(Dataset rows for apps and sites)
=-=-=-=-=

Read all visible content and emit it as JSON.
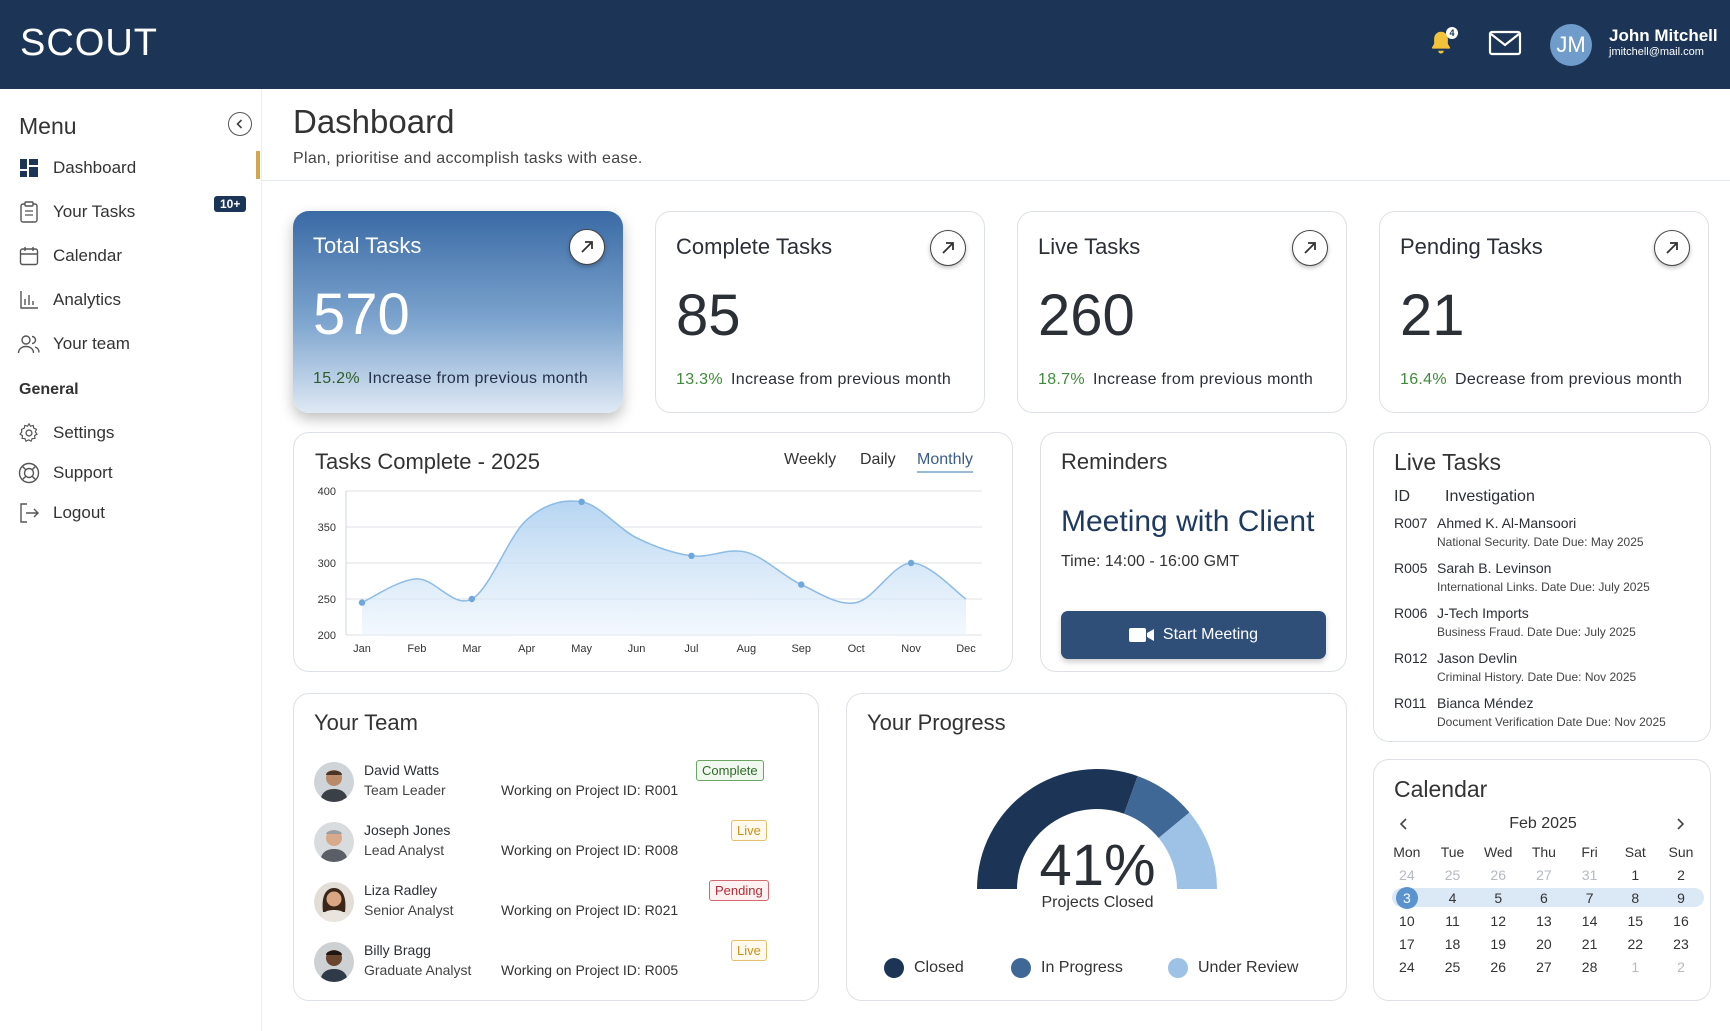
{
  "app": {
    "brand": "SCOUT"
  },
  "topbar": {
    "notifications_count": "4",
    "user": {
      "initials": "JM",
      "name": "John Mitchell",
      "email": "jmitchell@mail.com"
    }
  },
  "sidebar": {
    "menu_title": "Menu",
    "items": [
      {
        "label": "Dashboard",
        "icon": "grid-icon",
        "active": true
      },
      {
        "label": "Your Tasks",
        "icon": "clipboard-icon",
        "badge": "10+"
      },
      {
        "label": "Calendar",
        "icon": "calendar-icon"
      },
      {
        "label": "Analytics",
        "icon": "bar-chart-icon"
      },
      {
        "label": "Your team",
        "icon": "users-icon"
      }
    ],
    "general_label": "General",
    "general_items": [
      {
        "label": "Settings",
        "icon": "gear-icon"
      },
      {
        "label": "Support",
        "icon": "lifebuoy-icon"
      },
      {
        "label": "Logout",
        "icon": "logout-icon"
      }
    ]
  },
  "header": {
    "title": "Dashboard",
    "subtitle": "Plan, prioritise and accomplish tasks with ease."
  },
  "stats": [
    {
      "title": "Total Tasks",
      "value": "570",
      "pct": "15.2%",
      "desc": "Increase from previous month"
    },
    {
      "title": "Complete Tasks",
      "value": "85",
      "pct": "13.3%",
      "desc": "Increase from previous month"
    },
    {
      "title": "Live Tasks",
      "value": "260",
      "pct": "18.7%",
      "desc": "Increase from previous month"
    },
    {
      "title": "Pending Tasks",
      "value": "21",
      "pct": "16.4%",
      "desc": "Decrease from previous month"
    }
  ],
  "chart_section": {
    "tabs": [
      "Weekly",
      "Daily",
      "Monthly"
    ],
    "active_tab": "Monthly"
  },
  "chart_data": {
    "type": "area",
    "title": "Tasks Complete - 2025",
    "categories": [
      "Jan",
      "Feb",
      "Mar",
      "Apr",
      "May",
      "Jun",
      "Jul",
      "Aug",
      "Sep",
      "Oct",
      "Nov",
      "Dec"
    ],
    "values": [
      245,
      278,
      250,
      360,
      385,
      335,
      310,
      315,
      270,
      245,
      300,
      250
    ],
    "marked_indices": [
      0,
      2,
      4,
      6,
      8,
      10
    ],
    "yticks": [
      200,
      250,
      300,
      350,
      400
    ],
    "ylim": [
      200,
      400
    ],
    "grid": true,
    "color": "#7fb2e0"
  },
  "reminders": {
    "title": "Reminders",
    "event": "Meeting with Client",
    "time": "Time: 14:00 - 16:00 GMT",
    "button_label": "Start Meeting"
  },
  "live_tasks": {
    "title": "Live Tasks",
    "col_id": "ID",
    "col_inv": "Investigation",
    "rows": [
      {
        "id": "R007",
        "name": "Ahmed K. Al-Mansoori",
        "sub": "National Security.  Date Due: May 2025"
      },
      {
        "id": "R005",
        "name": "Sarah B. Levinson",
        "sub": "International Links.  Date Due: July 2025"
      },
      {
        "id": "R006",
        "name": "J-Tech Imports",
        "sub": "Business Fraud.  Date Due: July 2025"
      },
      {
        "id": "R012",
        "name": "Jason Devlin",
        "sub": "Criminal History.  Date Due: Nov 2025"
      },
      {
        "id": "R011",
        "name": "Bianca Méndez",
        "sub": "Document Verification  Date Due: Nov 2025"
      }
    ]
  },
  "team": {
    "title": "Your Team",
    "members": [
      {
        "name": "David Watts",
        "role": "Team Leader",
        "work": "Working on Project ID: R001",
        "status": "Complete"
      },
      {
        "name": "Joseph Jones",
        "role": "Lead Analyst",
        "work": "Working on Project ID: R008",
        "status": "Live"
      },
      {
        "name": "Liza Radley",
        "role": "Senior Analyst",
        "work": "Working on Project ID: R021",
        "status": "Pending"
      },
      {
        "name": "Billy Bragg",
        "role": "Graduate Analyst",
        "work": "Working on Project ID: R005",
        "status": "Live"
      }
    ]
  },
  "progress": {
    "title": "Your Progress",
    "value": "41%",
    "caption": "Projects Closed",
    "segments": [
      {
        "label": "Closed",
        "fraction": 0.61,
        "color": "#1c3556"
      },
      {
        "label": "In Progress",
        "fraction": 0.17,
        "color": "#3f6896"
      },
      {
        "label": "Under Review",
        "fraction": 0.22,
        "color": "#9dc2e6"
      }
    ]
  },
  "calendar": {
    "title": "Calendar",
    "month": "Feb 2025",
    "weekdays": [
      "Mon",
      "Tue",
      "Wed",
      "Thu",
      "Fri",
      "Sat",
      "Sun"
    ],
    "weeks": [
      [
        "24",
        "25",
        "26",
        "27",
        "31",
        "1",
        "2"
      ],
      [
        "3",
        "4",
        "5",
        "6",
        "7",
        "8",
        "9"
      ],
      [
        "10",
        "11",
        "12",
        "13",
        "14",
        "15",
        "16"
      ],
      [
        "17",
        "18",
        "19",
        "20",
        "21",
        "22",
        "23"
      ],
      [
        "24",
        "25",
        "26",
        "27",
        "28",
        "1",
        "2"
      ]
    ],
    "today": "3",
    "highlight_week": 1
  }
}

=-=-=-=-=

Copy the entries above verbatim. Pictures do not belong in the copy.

Read all visible content and emit it as JSON.
{
  "app": {
    "brand": "SCOUT"
  },
  "topbar": {
    "notifications_count": "4",
    "user": {
      "initials": "JM",
      "name": "John Mitchell",
      "email": "jmitchell@mail.com"
    }
  },
  "sidebar": {
    "menu_title": "Menu",
    "items": [
      {
        "label": "Dashboard",
        "icon": "grid-icon",
        "active": true
      },
      {
        "label": "Your Tasks",
        "icon": "clipboard-icon",
        "badge": "10+"
      },
      {
        "label": "Calendar",
        "icon": "calendar-icon"
      },
      {
        "label": "Analytics",
        "icon": "bar-chart-icon"
      },
      {
        "label": "Your team",
        "icon": "users-icon"
      }
    ],
    "general_label": "General",
    "general_items": [
      {
        "label": "Settings",
        "icon": "gear-icon"
      },
      {
        "label": "Support",
        "icon": "lifebuoy-icon"
      },
      {
        "label": "Logout",
        "icon": "logout-icon"
      }
    ]
  },
  "header": {
    "title": "Dashboard",
    "subtitle": "Plan, prioritise and accomplish tasks with ease."
  },
  "stats": [
    {
      "title": "Total Tasks",
      "value": "570",
      "pct": "15.2%",
      "desc": "Increase from previous month"
    },
    {
      "title": "Complete Tasks",
      "value": "85",
      "pct": "13.3%",
      "desc": "Increase from previous month"
    },
    {
      "title": "Live Tasks",
      "value": "260",
      "pct": "18.7%",
      "desc": "Increase from previous month"
    },
    {
      "title": "Pending Tasks",
      "value": "21",
      "pct": "16.4%",
      "desc": "Decrease from previous month"
    }
  ],
  "chart_section": {
    "tabs": [
      "Weekly",
      "Daily",
      "Monthly"
    ],
    "active_tab": "Monthly"
  },
  "chart_data": {
    "type": "area",
    "title": "Tasks Complete - 2025",
    "categories": [
      "Jan",
      "Feb",
      "Mar",
      "Apr",
      "May",
      "Jun",
      "Jul",
      "Aug",
      "Sep",
      "Oct",
      "Nov",
      "Dec"
    ],
    "values": [
      245,
      278,
      250,
      360,
      385,
      335,
      310,
      315,
      270,
      245,
      300,
      250
    ],
    "marked_indices": [
      0,
      2,
      4,
      6,
      8,
      10
    ],
    "yticks": [
      200,
      250,
      300,
      350,
      400
    ],
    "ylim": [
      200,
      400
    ],
    "grid": true,
    "color": "#7fb2e0"
  },
  "reminders": {
    "title": "Reminders",
    "event": "Meeting with Client",
    "time": "Time: 14:00 - 16:00 GMT",
    "button_label": "Start Meeting"
  },
  "live_tasks": {
    "title": "Live Tasks",
    "col_id": "ID",
    "col_inv": "Investigation",
    "rows": [
      {
        "id": "R007",
        "name": "Ahmed K. Al-Mansoori",
        "sub": "National Security.  Date Due: May 2025"
      },
      {
        "id": "R005",
        "name": "Sarah B. Levinson",
        "sub": "International Links.  Date Due: July 2025"
      },
      {
        "id": "R006",
        "name": "J-Tech Imports",
        "sub": "Business Fraud.  Date Due: July 2025"
      },
      {
        "id": "R012",
        "name": "Jason Devlin",
        "sub": "Criminal History.  Date Due: Nov 2025"
      },
      {
        "id": "R011",
        "name": "Bianca Méndez",
        "sub": "Document Verification  Date Due: Nov 2025"
      }
    ]
  },
  "team": {
    "title": "Your Team",
    "members": [
      {
        "name": "David Watts",
        "role": "Team Leader",
        "work": "Working on Project ID: R001",
        "status": "Complete"
      },
      {
        "name": "Joseph Jones",
        "role": "Lead Analyst",
        "work": "Working on Project ID: R008",
        "status": "Live"
      },
      {
        "name": "Liza Radley",
        "role": "Senior Analyst",
        "work": "Working on Project ID: R021",
        "status": "Pending"
      },
      {
        "name": "Billy Bragg",
        "role": "Graduate Analyst",
        "work": "Working on Project ID: R005",
        "status": "Live"
      }
    ]
  },
  "progress": {
    "title": "Your Progress",
    "value": "41%",
    "caption": "Projects Closed",
    "segments": [
      {
        "label": "Closed",
        "fraction": 0.61,
        "color": "#1c3556"
      },
      {
        "label": "In Progress",
        "fraction": 0.17,
        "color": "#3f6896"
      },
      {
        "label": "Under Review",
        "fraction": 0.22,
        "color": "#9dc2e6"
      }
    ]
  },
  "calendar": {
    "title": "Calendar",
    "month": "Feb 2025",
    "weekdays": [
      "Mon",
      "Tue",
      "Wed",
      "Thu",
      "Fri",
      "Sat",
      "Sun"
    ],
    "weeks": [
      [
        "24",
        "25",
        "26",
        "27",
        "31",
        "1",
        "2"
      ],
      [
        "3",
        "4",
        "5",
        "6",
        "7",
        "8",
        "9"
      ],
      [
        "10",
        "11",
        "12",
        "13",
        "14",
        "15",
        "16"
      ],
      [
        "17",
        "18",
        "19",
        "20",
        "21",
        "22",
        "23"
      ],
      [
        "24",
        "25",
        "26",
        "27",
        "28",
        "1",
        "2"
      ]
    ],
    "today": "3",
    "highlight_week": 1
  }
}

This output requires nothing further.